In addition to Maus, a number of other comic books have been challenged because of their content. Robert Tutton lists just a few of these comic books in his Paste Magazine article, titled "In Defense of Banned Comics: 10 of Our Favorite Challenged Works." Spiegelman's Maus is among them. "The simple fact is that Maus is important — not just as a great comic, but as a cultural artifact," Tutton says. "Maus paints an eternally compelling portrait of the toll the Holocaust took on those who endure it. If the image of a gestapo officer bashing children into a brick wall is unsettling, that's because it's supposed to be." I didn't read Maus until I was in college; maybe that's when educators thought we could handle the book.
|Image via en.wikipedia.org|
Other comic books that Tutton mentions are Batman: The Killing Joke by Alan Moore and Brian Bolland; Batman: The Dark Knight Strikes Again by Frank Miller and Lynn Varley; Bone by Jeff Smith; Fun Home by Alison Bechdel (congrats to Bechdel for being one of this year's recipients of the MacArthur Foundation genius grant); Tank Girl by Alan Martin and Jamie Hewlett; Stuck in the Middle by Ariel Schrag; Stuck Rubber Baby by Howard Cruse; Ice Haven (formerly Eightball #22) by Daniel Clowes; and Persepolis by Marjane Satrapi.
Persepolis happens to be one of my all-time favorites; I'll admit to reading it after having watched the award-winning 2007 film adaptation, directed by Marjane Satrapi and Vincent Paronnaud.

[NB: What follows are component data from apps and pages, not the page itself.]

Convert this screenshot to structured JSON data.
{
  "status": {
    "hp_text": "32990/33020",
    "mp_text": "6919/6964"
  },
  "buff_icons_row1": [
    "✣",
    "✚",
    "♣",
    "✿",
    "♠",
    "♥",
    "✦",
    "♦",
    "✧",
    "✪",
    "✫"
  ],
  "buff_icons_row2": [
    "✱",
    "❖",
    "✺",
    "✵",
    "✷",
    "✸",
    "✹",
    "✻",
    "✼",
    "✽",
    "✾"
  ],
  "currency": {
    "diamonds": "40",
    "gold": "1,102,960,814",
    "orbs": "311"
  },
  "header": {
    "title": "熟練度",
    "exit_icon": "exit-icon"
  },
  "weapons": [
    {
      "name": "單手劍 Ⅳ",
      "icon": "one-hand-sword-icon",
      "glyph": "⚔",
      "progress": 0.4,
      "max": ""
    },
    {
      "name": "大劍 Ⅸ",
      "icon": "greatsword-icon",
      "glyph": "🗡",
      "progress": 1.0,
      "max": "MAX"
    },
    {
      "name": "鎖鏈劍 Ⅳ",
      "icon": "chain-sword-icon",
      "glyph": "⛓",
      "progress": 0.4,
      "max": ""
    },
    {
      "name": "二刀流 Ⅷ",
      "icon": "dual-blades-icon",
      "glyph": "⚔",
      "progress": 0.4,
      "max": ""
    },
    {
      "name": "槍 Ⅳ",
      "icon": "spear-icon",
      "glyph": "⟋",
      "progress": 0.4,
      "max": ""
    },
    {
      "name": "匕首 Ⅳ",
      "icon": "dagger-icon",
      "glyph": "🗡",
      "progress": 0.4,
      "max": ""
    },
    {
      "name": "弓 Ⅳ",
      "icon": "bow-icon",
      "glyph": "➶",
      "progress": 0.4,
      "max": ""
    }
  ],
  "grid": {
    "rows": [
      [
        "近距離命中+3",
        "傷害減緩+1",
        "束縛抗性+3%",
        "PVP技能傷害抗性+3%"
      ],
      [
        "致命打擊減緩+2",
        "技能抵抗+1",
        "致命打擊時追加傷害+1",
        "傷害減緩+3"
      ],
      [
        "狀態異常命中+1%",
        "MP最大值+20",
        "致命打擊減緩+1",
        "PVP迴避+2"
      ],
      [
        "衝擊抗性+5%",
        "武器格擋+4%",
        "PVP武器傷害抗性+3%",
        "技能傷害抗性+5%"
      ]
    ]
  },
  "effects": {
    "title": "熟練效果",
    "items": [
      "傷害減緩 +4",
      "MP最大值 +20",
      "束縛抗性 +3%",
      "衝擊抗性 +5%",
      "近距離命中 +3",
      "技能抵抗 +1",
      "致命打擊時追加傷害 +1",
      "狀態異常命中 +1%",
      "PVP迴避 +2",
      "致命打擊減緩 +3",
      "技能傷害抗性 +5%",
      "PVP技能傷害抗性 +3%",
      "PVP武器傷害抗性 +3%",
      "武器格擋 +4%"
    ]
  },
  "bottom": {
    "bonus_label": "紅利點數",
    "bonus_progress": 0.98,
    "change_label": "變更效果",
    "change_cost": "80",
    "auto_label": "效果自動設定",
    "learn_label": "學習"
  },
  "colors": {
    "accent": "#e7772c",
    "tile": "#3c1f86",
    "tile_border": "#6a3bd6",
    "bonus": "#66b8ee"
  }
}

Initially, I read Persepolis during my morning and evening commutes. But then I got so wrapped up in the story of Satrapi's coming of age during the revolution in Iran that I continued to read it in any spare moment I got. I didn't expect to be as moved by the story as I was, and there are certain parts that I can't forget. Yes, the story isn't pretty, but neither is revolution. "The people who challenged Persepolis were right," says Tutton in his Paste article. "There is violence in this book, and it's there for a reason. The image of a theater full of people set on fire is meant to be haunting. This is a war-time memoir at its most candid."

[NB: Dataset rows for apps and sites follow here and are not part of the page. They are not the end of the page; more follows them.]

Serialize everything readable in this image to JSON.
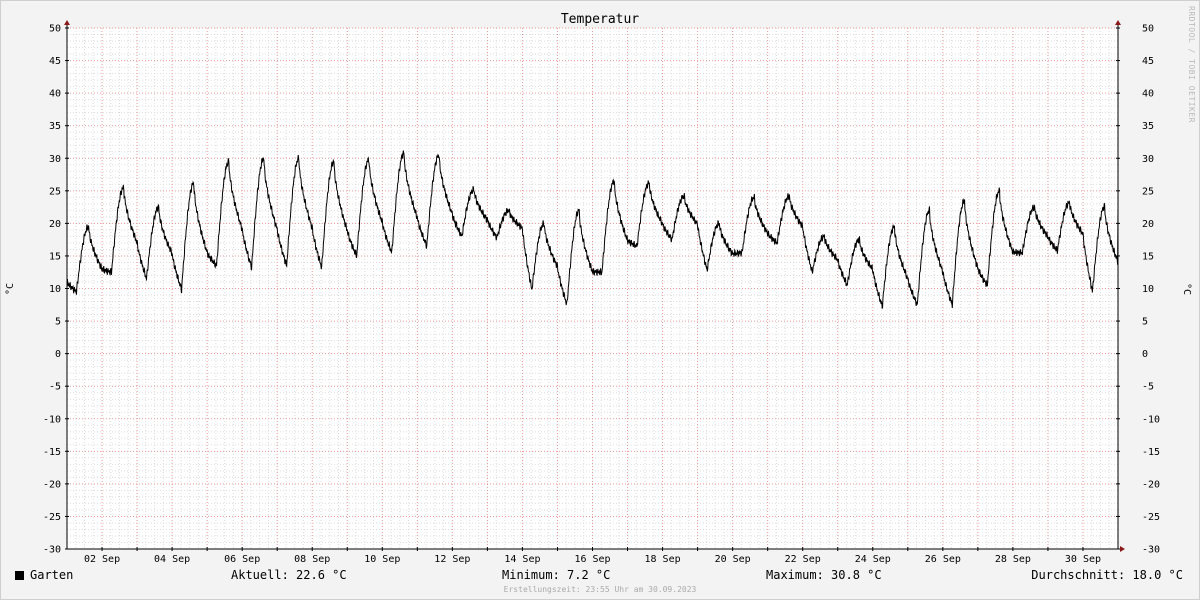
{
  "chart_data": {
    "type": "line",
    "title": "Temperatur",
    "ylabel": "°C",
    "ylabel_right": "°C",
    "ylim": [
      -30,
      50
    ],
    "xlim": [
      0,
      30
    ],
    "yticks": [
      -30,
      -25,
      -20,
      -15,
      -10,
      -5,
      0,
      5,
      10,
      15,
      20,
      25,
      30,
      35,
      40,
      45,
      50
    ],
    "xticks": [
      {
        "x": 1,
        "label": "02 Sep"
      },
      {
        "x": 3,
        "label": "04 Sep"
      },
      {
        "x": 5,
        "label": "06 Sep"
      },
      {
        "x": 7,
        "label": "08 Sep"
      },
      {
        "x": 9,
        "label": "10 Sep"
      },
      {
        "x": 11,
        "label": "12 Sep"
      },
      {
        "x": 13,
        "label": "14 Sep"
      },
      {
        "x": 15,
        "label": "16 Sep"
      },
      {
        "x": 17,
        "label": "18 Sep"
      },
      {
        "x": 19,
        "label": "20 Sep"
      },
      {
        "x": 21,
        "label": "22 Sep"
      },
      {
        "x": 23,
        "label": "24 Sep"
      },
      {
        "x": 25,
        "label": "26 Sep"
      },
      {
        "x": 27,
        "label": "28 Sep"
      },
      {
        "x": 29,
        "label": "30 Sep"
      }
    ],
    "grid": true,
    "series": [
      {
        "name": "Garten",
        "color": "#000000",
        "daily_extremes": [
          {
            "day": 0,
            "min": 9.5,
            "max": 19.5
          },
          {
            "day": 1,
            "min": 12.5,
            "max": 25.5
          },
          {
            "day": 2,
            "min": 11.5,
            "max": 22.5
          },
          {
            "day": 3,
            "min": 9.8,
            "max": 26.2
          },
          {
            "day": 4,
            "min": 13.5,
            "max": 29.5
          },
          {
            "day": 5,
            "min": 13.2,
            "max": 30.0
          },
          {
            "day": 6,
            "min": 13.5,
            "max": 30.0
          },
          {
            "day": 7,
            "min": 13.2,
            "max": 29.5
          },
          {
            "day": 8,
            "min": 15.0,
            "max": 29.8
          },
          {
            "day": 9,
            "min": 15.5,
            "max": 30.8
          },
          {
            "day": 10,
            "min": 16.5,
            "max": 30.5
          },
          {
            "day": 11,
            "min": 18.0,
            "max": 25.2
          },
          {
            "day": 12,
            "min": 17.8,
            "max": 22.0
          },
          {
            "day": 13,
            "min": 9.8,
            "max": 20.0
          },
          {
            "day": 14,
            "min": 7.5,
            "max": 22.0
          },
          {
            "day": 15,
            "min": 12.5,
            "max": 26.5
          },
          {
            "day": 16,
            "min": 16.5,
            "max": 26.2
          },
          {
            "day": 17,
            "min": 17.5,
            "max": 24.2
          },
          {
            "day": 18,
            "min": 12.8,
            "max": 20.0
          },
          {
            "day": 19,
            "min": 15.5,
            "max": 24.0
          },
          {
            "day": 20,
            "min": 17.0,
            "max": 24.2
          },
          {
            "day": 21,
            "min": 12.5,
            "max": 18.0
          },
          {
            "day": 22,
            "min": 10.5,
            "max": 17.5
          },
          {
            "day": 23,
            "min": 7.2,
            "max": 19.5
          },
          {
            "day": 24,
            "min": 7.5,
            "max": 22.0
          },
          {
            "day": 25,
            "min": 7.5,
            "max": 23.5
          },
          {
            "day": 26,
            "min": 10.5,
            "max": 25.0
          },
          {
            "day": 27,
            "min": 15.5,
            "max": 22.5
          },
          {
            "day": 28,
            "min": 15.8,
            "max": 23.2
          },
          {
            "day": 29,
            "min": 9.5,
            "max": 22.6
          }
        ]
      }
    ]
  },
  "legend": {
    "name": "Garten",
    "current": "Aktuell: 22.6 °C",
    "minimum": "Minimum: 7.2 °C",
    "maximum": "Maximum: 30.8 °C",
    "average": "Durchschnitt: 18.0 °C"
  },
  "footer": {
    "created": "Erstellungszeit: 23:55 Uhr am 30.09.2023"
  },
  "watermark": "RRDTOOL / TOBI OETIKER",
  "colors": {
    "background": "#f3f3f3",
    "plot": "#ffffff",
    "major_grid": "#e99a9a",
    "minor_grid": "#dddddd",
    "axis": "#000000",
    "arrow": "#8b1a1a"
  }
}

For more of Robert Tutton's straightforward "Defense of Banned Comics," you can read the Paste Magazine article by clicking on THIS LINK.